For an S corporation — a small corporation that is structured and taxed similarly to a partnership—one of the biggest advantages of this structure is its ability to avoid payment of Social Security and Medicare taxes. However, while this benefit has become very popular among S corporations, it has become decidedly less so for the U.S. Internal Revenue Service.
The key provision at issue is that earnings and profits taken in by an S corporation and distributed to its shareholders are not subject to Social Security and Medicare taxes. Because the owners of an S corporation act as both shareholders and employees, they control not just the distribution of profits, but also the amount of their salaries. By taking low salaries and claiming larger profits as corporate distributions, owners are able to avoid significant taxation. Some S corps, in fact, have taken the approach of paying shareholders nothing at all—or at least nothing they classify as employee salary.
The IRS frowns upon these practices, as they deprive the federal government of significant tax revenue.
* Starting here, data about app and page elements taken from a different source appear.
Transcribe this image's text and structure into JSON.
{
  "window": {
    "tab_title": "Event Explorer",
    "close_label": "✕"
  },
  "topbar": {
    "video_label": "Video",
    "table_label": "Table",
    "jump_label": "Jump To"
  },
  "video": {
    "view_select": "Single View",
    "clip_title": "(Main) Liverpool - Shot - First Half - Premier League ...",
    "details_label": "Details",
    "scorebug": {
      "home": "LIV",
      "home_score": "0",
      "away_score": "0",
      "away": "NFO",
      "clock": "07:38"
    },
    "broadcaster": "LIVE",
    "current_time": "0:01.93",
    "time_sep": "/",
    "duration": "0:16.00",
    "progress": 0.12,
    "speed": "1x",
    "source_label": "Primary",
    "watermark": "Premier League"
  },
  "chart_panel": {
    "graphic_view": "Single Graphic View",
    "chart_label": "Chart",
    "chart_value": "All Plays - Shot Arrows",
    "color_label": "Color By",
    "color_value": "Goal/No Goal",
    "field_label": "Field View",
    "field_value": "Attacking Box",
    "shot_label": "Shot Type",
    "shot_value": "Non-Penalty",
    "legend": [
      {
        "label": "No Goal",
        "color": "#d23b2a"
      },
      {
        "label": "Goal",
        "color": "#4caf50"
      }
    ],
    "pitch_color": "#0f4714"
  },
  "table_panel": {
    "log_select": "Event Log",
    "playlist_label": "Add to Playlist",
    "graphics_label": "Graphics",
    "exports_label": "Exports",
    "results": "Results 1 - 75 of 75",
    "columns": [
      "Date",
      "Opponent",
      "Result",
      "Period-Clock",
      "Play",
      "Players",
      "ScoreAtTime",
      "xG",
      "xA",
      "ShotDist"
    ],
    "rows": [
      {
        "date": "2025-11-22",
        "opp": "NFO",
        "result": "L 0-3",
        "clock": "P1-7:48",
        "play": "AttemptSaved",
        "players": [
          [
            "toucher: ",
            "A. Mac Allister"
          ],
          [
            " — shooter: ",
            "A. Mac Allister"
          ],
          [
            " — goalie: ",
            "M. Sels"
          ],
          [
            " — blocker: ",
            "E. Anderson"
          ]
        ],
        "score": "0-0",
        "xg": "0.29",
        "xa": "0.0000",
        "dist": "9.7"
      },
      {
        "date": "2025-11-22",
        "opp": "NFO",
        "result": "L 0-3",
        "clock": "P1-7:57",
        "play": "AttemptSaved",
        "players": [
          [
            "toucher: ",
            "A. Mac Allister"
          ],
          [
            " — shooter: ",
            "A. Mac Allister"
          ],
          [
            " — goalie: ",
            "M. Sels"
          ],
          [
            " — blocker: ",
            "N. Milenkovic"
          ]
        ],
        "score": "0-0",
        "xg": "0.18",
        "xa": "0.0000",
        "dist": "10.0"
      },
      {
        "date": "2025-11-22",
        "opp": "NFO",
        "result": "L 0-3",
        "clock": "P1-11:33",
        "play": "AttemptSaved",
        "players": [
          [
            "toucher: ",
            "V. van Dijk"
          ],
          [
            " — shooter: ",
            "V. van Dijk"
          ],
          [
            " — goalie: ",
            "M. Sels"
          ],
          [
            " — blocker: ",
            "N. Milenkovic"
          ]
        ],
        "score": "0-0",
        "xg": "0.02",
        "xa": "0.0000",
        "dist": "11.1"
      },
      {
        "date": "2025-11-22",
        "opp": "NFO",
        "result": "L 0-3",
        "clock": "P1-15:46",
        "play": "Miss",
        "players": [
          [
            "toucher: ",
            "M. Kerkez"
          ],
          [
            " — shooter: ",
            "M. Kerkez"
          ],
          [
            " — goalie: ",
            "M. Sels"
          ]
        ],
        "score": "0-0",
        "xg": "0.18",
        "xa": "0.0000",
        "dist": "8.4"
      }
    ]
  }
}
A 2000 study by the IRS determined that nearly half a million S corporations with single shareholders—in other words, owners beholden to no one when it comes to their salaries—paid no salaries to their owners. This revelation has resulted in the IRS taking a more aggressive approach to identifying and penalizing S corps that fail to pay their shareholders a reasonable salary.
But what constitutes a reasonable salary for an S corporation employee, at least as far as the IRS is concerned? Unfortunately, there is no set dollar amount that will free you from scrutiny. Instead, the agency looks at a variety of factors when determining whether a salary is reasonable or not. Among these factors are the following:
- The specific duties and the level of responsibility shouldered by the employee;
- The time, energy and effort the business demands of its employees;
- Whether salaries were determined using a formula;
- The cost of living in the area in which the business is located; and
- Patterns of payment for employees over time.
After examining these and numerous other factors, the IRS develops a range of salaries it considers reasonable for the job, and whether the employee’s salary is considered reasonable determines if any of the corporate distributions are reclassified as salary and thus subject to taxation.
Naturally, this process can be extremely complicated, particularly as the IRS takes so many factors into consideration. If you’re wondering whether your S corporation is approaching employee salaries in a reasonable and responsible manner, it’s best to seek the guidance of an experienced business law attorney.
Adam N. Marinelli is an attorney in the Civil Litigation Practice Group at BoltNagi PC, a full service business law firm serving the U.S. Virgin Islands.